Zurbaran’s Agnus Dei
Intended to create contemplation upon the viewer, Francisco Zurbaran’s Agnus Dei, Lamb of God, is simple in its rendering, yet complex for its subject matter. The lamb is an evident reference to Jesus and the fact that it is deceased relates to Christ’s self –sacrifice for humanity. There is an inscription in Latin at the bottom of the work which reads, “He was lead as a sheep to the slaughter, and like a lamb voiceless before his shearer, so opened he not his mouth” Acts 8:32. The inscription directs the viewer to see the Savior not only as a martyr but also as an entity with no other choice but to accept his fate. By the “voiceless lamb,” Jesus’ inability to protest His own crucifixion is portrayed yet the theme remains ambiguous because the “voiceless lamb” also manages to undergo the ultimate travail and demonstrate compassion for man-kind.

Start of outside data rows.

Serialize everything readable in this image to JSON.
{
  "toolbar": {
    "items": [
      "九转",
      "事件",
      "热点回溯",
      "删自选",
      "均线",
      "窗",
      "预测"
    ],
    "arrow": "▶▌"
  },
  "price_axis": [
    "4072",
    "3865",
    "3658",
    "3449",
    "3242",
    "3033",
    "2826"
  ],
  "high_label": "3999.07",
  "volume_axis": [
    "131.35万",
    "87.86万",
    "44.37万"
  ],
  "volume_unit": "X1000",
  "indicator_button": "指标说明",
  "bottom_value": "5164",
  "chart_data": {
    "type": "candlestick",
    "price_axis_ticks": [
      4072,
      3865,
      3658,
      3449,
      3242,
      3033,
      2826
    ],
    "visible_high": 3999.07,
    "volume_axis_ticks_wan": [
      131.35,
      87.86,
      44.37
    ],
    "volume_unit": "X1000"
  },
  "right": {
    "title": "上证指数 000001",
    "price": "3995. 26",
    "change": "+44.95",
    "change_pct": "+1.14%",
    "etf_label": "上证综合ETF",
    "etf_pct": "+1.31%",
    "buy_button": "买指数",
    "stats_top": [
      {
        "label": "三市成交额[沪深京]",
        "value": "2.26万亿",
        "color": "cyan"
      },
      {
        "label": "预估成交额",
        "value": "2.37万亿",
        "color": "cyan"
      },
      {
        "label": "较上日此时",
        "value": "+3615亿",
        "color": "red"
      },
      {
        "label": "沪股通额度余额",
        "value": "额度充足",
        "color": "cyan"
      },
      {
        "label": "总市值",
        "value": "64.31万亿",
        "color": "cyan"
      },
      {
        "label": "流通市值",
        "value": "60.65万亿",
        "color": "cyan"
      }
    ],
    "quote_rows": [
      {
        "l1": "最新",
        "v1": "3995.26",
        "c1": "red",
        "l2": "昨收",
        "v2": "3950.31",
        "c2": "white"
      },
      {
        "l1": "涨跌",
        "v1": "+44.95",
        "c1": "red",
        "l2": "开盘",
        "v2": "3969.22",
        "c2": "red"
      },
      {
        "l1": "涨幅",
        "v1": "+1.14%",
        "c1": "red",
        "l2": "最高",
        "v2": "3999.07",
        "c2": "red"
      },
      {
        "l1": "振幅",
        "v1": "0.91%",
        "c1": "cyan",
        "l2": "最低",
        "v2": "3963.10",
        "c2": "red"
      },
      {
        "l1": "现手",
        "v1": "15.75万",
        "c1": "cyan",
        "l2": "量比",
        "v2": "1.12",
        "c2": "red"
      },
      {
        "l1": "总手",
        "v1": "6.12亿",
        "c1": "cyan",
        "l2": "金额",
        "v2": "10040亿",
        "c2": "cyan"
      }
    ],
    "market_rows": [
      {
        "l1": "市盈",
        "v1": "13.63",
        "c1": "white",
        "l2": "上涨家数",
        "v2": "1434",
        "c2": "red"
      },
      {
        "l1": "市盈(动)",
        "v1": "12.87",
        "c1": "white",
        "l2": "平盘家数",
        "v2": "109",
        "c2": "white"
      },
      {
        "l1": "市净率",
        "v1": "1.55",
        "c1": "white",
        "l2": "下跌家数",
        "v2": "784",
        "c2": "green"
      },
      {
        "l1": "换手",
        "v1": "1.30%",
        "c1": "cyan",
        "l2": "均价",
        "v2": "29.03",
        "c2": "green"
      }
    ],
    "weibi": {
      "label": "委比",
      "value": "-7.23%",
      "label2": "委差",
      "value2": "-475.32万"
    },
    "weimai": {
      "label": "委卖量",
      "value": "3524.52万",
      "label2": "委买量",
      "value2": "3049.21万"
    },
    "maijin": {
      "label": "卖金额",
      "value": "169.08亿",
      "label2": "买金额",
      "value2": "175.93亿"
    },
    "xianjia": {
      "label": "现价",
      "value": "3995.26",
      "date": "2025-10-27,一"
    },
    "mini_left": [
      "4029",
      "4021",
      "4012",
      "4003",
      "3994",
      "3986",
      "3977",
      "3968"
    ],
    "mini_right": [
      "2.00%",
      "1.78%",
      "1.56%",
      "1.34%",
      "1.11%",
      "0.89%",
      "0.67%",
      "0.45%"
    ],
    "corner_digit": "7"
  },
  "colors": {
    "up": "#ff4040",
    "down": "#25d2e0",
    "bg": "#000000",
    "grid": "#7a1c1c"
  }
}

The animal in Zurbaran’s painting holds a nearly unaffected expression, but may also be the resignation to protest its demise. Although the sheep’s hooves are tied up, there is gentleness about its demeanor which is emphasized by its white fleece also demonstrating its meekness—and so the ambiguity ensues. There is discernment in the animal’s patience, by the relaxation of the limbs, and the dearth of strain in its body, revelatory of Christ’s giving nature. The lamb is further consecrated by Zurbaran’s inclusion of a subdued nimbus about its body. The light that appears to be shining down on the figure is suggestive of The Father, radiating his love for his son. The descending glow is also allusive to God’s forgiving nature, indicating to the audience that there has been wrong doing by the animal.
Zurbaran’s painting of the Agnus Dei can be viewed as either of the opposing images of Christ as the flawless savior, or Christ as the silent doubter, but it is up to the viewer to make this decision.